Their primary focus is on immature, pinkish-brown locusts.
They are the most formidable, because it is during this phase that they are the most mobile and voracious. After this phase, the locusts — which then turn yellow — are less mobile and are mostly busy breeding and laying eggs.
After hatching, the locusts remain on the ground for four to five weeks. This is the best time to eradicate them. The insects, then in the “grasshopper” phase, are not very mobile, and it is possible to spray them on the ground, even on foot.
The pesticides used are numerous: fenitrothion, chlorpyrifos, fipronil, deltamethrin, diflubenzuron, teflubenzuron, triflumuron.
“With locusts, because they come in swarms of millions, we are supposed to use a ‘blanket’ of chemicals to stop them,” said Munywoki, who advocates the use of microencapsulated pesticides to limit the spread of these toxic products.
There is, however, debate in Kenya about this solution. “These products don’t only affect locusts, they kill ‘useful’ insects, such as bees and beetles,” says Munywoki. And without bees, there is no pollination, so no fruit.
The massive use of pesticides may unbalance the ecosystem and create a vicious cycle.
“If you kill the ‘beneficial’ insects that feed on other ‘harmful’ insects, it means that you will have to continue spraying chemicals to chase them away,” warned Munywoki.
The Department of Agriculture says all the tests have been done and the products are safe for humans and animals.
“If you drink one litre, it’s not safe. But the amount of chemicals sprayed is ultra-low volume. That means one litre per hectare is very little. In 24 hours, everything evaporates,” said Ghebre.

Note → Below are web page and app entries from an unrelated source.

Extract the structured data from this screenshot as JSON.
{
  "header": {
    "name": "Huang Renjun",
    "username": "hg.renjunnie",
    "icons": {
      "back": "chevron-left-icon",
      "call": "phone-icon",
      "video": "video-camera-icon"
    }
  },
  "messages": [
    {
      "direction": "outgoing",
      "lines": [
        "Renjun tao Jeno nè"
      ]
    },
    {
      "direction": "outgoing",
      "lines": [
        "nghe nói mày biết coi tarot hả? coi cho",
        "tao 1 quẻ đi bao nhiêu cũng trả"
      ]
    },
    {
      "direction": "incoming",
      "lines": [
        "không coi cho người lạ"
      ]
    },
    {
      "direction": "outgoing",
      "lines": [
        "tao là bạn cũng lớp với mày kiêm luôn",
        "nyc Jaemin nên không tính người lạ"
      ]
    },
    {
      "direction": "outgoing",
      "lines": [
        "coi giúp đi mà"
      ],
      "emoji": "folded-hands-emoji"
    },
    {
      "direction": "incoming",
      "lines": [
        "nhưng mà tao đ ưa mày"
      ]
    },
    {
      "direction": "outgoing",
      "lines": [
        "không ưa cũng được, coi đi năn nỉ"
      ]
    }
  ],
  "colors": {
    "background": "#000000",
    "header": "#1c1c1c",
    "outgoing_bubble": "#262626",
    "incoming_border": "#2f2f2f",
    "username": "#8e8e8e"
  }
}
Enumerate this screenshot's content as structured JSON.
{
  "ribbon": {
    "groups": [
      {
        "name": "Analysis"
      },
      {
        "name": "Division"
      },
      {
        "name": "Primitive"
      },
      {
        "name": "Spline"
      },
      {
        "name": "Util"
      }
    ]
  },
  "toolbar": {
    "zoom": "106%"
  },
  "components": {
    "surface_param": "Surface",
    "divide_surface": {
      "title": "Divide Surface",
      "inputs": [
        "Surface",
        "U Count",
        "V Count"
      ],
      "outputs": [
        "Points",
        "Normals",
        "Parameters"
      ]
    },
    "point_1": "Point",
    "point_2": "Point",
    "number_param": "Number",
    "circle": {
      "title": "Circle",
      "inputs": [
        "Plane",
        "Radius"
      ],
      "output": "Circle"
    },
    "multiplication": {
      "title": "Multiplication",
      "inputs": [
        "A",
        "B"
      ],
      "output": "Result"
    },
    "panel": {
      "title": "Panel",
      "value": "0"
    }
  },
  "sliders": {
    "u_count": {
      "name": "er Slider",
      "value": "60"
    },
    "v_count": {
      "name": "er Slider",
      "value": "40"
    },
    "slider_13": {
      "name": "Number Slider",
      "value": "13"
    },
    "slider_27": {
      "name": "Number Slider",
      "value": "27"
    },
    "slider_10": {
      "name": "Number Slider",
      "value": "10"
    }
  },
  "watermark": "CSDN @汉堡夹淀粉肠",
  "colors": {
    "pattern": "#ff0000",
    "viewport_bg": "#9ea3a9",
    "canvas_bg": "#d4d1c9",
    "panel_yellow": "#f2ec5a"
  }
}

Other specialists have suggested harvesting them to eat them or using pheromones as bait to lure them to kill them. But at this stage of the invasion, when at least 70,000 ha have been affected in Kenya, the priority remains spraying.